Missouri seeks respect as they enter SEC
HOOVER, Ala. — Shortly after Tigers senior receiver T.J. Moe entered a large ballroom here at the Wynfrey Hotel late Tuesday afternoon for his introduction to SEC Football Media Days, Moe surveyed the large crowd.
As reporters jockeyed for position, Moe took note.
"It's serious here,'' said the wide receiver. He then offered a memorable follow-up when told everything in the SEC is big, including the defensive backs that will be defending him. "They also have prettier girls, the air is fresher, the toilet paper is thicker."
While everyone may not agree with Moe's initial assessment of Missouri's new conference, you get the idea. The Tigers know they aren't in the Big 12 any longer.
Their mission now is to earn the SEC's respect as one of the league's two newest members along with Texas A&M.
Tigers coach Gary Pinkel has built a program that has seven consecutive winning seasons, including three seasons of 10 or more wins over that span.
On the way up the coaching ladder, Pinkel has earned the kind of salary that has allowed him to purchase a vacation home in Florida.

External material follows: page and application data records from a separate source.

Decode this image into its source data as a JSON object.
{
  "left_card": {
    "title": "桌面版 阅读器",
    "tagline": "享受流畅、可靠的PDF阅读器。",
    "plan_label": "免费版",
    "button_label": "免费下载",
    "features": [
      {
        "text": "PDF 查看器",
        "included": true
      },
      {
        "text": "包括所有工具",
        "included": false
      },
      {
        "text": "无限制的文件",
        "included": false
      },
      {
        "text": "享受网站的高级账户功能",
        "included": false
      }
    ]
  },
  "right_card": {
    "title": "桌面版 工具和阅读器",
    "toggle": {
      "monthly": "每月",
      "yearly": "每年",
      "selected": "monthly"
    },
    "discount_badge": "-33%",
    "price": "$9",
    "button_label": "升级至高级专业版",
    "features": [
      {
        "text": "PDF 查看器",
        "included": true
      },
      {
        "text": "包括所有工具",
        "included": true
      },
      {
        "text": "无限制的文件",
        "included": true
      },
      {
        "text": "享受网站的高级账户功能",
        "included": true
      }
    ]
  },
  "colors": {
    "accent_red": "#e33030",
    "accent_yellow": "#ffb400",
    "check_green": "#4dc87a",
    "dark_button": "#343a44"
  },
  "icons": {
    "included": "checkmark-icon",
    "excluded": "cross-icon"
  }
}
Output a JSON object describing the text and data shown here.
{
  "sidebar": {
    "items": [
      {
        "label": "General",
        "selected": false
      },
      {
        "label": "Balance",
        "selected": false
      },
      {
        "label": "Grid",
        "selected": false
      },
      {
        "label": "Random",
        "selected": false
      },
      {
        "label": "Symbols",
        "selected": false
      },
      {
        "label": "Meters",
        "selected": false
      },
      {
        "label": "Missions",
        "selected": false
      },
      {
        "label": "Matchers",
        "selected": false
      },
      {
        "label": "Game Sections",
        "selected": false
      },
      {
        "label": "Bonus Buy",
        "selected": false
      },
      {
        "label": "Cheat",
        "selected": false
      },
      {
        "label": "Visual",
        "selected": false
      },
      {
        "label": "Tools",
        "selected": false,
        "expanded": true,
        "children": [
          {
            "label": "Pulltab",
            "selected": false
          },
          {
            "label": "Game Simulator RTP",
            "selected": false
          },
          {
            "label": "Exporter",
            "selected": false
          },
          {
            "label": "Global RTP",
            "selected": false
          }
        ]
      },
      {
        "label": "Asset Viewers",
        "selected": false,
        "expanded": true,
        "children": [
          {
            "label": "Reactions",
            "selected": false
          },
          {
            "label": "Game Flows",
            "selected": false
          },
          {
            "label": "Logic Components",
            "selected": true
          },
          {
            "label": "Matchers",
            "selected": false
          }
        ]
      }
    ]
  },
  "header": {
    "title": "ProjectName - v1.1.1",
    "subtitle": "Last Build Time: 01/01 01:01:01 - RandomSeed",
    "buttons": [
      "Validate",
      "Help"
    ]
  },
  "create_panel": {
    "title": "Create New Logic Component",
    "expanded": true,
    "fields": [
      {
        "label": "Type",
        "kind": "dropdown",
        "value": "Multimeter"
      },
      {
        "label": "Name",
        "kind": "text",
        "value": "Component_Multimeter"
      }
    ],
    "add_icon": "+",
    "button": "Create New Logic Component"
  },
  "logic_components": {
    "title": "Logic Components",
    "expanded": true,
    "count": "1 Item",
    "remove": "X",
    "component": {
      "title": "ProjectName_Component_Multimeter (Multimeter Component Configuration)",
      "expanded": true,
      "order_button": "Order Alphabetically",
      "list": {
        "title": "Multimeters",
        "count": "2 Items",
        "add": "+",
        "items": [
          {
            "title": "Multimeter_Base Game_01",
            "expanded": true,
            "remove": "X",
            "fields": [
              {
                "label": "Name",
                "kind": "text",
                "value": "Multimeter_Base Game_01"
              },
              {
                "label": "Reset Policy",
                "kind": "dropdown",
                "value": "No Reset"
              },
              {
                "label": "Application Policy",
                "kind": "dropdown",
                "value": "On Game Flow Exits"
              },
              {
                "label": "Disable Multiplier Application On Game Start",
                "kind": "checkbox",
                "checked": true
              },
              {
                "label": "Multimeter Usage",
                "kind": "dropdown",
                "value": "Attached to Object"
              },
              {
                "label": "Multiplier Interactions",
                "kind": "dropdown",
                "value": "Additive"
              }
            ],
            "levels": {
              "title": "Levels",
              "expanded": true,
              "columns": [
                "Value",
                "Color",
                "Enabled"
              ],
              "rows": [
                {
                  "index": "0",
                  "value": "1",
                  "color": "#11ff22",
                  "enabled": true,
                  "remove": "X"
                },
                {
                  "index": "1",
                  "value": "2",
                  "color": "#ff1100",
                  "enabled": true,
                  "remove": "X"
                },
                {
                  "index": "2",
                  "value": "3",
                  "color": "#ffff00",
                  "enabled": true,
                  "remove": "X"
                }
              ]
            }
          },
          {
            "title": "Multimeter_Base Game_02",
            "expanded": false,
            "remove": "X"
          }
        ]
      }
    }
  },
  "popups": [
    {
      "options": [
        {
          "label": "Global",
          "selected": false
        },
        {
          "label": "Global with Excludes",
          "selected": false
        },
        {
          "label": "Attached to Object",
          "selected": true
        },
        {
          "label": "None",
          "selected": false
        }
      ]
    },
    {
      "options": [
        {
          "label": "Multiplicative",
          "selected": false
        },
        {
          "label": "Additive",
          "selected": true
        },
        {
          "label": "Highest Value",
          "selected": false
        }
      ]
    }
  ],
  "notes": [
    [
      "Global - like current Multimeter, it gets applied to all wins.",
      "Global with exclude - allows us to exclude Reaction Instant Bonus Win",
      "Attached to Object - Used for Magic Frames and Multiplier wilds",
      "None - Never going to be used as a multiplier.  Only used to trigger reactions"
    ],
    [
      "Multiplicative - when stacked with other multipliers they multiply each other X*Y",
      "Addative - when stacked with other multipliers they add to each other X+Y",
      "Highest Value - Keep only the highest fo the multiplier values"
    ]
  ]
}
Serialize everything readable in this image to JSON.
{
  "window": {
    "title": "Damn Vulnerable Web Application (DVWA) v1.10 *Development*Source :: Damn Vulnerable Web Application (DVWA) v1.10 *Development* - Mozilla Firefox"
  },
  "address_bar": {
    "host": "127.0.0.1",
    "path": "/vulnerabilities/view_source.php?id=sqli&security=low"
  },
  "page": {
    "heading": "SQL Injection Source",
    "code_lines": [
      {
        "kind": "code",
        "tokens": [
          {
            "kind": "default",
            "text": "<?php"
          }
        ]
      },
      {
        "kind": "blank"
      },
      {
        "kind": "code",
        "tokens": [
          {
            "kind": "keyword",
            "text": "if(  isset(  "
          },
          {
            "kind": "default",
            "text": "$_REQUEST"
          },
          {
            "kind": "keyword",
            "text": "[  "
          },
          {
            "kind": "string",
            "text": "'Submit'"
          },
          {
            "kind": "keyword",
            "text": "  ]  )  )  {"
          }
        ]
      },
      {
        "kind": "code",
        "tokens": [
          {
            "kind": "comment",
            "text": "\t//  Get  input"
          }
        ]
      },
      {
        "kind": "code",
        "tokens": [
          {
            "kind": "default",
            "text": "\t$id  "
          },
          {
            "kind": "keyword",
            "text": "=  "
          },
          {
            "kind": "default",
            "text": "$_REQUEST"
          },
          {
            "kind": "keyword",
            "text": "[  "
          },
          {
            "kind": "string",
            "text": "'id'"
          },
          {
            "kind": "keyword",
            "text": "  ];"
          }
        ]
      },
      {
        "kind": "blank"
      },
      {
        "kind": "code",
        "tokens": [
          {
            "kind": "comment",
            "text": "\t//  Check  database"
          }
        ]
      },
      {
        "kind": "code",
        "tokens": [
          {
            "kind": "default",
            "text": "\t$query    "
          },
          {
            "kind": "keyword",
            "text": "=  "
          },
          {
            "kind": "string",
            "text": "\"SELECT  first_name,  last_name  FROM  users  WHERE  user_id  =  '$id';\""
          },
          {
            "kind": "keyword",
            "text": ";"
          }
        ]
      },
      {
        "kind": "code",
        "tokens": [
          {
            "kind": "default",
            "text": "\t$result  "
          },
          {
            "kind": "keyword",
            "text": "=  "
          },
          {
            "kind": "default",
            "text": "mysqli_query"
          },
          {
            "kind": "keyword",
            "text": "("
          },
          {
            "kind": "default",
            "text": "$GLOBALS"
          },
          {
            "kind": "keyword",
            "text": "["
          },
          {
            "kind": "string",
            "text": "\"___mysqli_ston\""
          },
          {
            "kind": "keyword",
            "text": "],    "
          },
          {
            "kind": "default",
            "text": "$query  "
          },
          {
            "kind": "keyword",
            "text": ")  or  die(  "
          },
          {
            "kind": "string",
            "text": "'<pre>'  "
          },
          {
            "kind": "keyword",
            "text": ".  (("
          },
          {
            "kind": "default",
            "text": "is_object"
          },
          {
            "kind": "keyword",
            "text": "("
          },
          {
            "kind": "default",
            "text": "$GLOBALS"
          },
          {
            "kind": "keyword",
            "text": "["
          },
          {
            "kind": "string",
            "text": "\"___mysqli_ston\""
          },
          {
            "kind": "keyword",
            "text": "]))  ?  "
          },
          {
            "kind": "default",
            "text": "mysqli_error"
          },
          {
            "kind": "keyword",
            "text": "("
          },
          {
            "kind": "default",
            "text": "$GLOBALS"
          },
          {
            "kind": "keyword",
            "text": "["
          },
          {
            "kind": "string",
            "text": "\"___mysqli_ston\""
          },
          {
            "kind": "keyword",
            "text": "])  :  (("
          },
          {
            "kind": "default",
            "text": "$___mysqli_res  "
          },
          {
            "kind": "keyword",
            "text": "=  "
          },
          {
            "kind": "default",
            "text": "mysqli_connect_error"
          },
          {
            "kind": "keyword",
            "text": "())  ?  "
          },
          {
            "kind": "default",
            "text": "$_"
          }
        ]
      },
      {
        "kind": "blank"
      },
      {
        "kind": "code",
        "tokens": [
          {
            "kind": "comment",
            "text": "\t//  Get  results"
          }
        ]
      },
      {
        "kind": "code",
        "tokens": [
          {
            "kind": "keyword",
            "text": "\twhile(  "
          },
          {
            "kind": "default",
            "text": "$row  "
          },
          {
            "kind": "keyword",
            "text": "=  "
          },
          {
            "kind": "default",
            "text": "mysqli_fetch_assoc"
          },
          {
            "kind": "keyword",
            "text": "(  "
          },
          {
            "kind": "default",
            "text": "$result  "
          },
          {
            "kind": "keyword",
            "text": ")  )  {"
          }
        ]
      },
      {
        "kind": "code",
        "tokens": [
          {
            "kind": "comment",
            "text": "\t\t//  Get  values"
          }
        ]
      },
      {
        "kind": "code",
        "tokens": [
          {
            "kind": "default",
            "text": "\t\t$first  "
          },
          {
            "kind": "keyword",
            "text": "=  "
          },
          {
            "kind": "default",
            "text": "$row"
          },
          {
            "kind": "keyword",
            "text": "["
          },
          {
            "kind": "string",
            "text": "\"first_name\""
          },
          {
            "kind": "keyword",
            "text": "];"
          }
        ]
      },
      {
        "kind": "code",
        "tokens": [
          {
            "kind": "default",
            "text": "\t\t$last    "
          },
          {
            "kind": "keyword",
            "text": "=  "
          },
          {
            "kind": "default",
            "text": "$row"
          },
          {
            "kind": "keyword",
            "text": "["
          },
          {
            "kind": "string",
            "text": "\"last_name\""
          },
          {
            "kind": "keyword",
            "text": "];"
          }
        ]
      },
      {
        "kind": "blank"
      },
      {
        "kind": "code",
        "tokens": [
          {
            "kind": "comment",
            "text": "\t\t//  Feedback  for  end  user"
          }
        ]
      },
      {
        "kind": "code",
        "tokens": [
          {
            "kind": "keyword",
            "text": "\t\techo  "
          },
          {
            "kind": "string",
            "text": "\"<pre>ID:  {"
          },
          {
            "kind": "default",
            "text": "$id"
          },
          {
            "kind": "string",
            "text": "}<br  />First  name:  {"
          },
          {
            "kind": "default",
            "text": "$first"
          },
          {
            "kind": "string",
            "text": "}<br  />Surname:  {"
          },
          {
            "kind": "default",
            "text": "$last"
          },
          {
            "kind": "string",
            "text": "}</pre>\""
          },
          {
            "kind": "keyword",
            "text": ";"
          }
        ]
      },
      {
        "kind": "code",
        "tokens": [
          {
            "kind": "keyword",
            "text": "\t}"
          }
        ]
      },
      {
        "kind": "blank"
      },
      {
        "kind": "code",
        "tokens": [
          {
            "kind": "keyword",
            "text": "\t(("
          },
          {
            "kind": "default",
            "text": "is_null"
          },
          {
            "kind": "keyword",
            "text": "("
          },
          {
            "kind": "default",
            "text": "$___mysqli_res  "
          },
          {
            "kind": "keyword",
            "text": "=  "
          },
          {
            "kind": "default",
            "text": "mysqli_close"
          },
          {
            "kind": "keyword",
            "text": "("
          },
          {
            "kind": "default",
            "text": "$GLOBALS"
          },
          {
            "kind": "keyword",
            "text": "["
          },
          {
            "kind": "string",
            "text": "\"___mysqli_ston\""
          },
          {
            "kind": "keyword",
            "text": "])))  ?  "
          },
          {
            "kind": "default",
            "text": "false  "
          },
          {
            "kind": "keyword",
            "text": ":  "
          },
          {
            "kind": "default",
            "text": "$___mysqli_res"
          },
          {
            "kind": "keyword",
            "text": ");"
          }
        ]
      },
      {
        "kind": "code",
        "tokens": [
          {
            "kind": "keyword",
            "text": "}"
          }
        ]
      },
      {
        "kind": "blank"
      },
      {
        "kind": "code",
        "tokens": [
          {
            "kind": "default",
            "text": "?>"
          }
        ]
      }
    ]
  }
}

As he spent time in the Sunshine State over the summer — Pinkel and the Tigers will make their debut in The Swamp on Nov. 3 — he couldn't help but notice how people addressed the Tigers' move to the SEC.
"People act like we've been playing a bunch of high school teams,'' Pinkel quipped. "We've played in a pretty big league."
There is truth to that. Any schedule that features Oklahoma, Texas, Nebraska and Oklahoma State regularly can't be dismissed.
Still, when you join a conference that has won the last six national titles, there are going to be doubts about fitting in.
Pinkel gets that and is using it as motivation as Missouri transitions into a new league with new expectations and new rivalries.
"We understand the great league we're coming into. It's all going to play out,'' Pinkel said. "We all know how it works. It's in the process. How is Missouri and Texas A&M going to do in the SEC? There's going to be an analysis every single week.
"You have to go out and play and compete. That's the way it should be. It's going to be decided on the football field. We're excited about doing that."
While the Tigers lack the rich history of programs like Alabama, Florida and Georgia, they don't lack for talent and confidence.
The Tigers return 11 starters from last year's 8-5 team that won its final four games, including a 41-14 win over North Carolina in the Independence Bowl.
Two of those top returners — quarterback James Franklin (shoulder) and running back Henry Josey (knee) — are coming off serious injuries. However, Pinkel expects both to be ready for the season opener.
The Tigers host Georgia on Sept. 8 in their SEC opener and look forward to the challenge of trying to prove themselves against the nation's toughest conference.
"We won't back down, that's for sure,'' said cornerback E.J. Gaines, one of five starters returning on defense. "It's a fresh start for our team, for our school, for our fans. We want to prove that we belong with the best and playing in the SEC gives us that opportunity."
Here's something you might not know: Missouri is 18-9-1 all-time against the current schools in the SEC other than fellow newcomer Texas A&M.
Missouri has faced Ole Miss the most, winning five of six games over the Rebels. The Tigers are 3-2 all-time against Arkansas, including a 38-7 win in the Cotton Bowl following the 2007 season.
In their only meeting against the Gators, the Tigers upset a Florida team led by Steve Spurrier, 20-18, on New Year's Day 1966 in the Sugar Bowl.
While that win remained one of the program's best for many years, the Tigers have flourished under Pinkel, who is 85-51 since taking over the program in 2001.
Pinkel expects nothing but the best from his team amid whatever doubts there may be on the outside about Missouri's ability to compete regularly for the SEC East crown.
"I'd be disappointed if we were intimidated,'' Pinkel said. "We have a system in place. Are we changing how we recruit? No. Do we change how we train our players? No. We believe in what we do. Certainly we'll be tested. That's fine. That's how it should be.
"One of the most important things in my opinion, we go in certainly I think with a little respect. We've won at a fairly high level over the last six, seven years, graduating 96 percent of our players in the same amount of time."
Pinkel attributed the program's growth the past few years to staff continuity, a commitment from the school to improve facilities — Memorial Stadium underwent a recent renovation that has helped recruiting — and improved talent through recruiting.
The Tigers start to see how they stack up against the nation's best when Georgia visits what Pinkel refers to as "The Zoo" the second week of the season.
"It's going to be a big game for us,'' he said. "But there's going to be a lot of big games. There's so many good football teams you're going to play week in, week out. That's what defines the league.
"Bottom line, you got to go out and prove yourself."
Now that introductions are out of the way, that is the Tigers' next goal.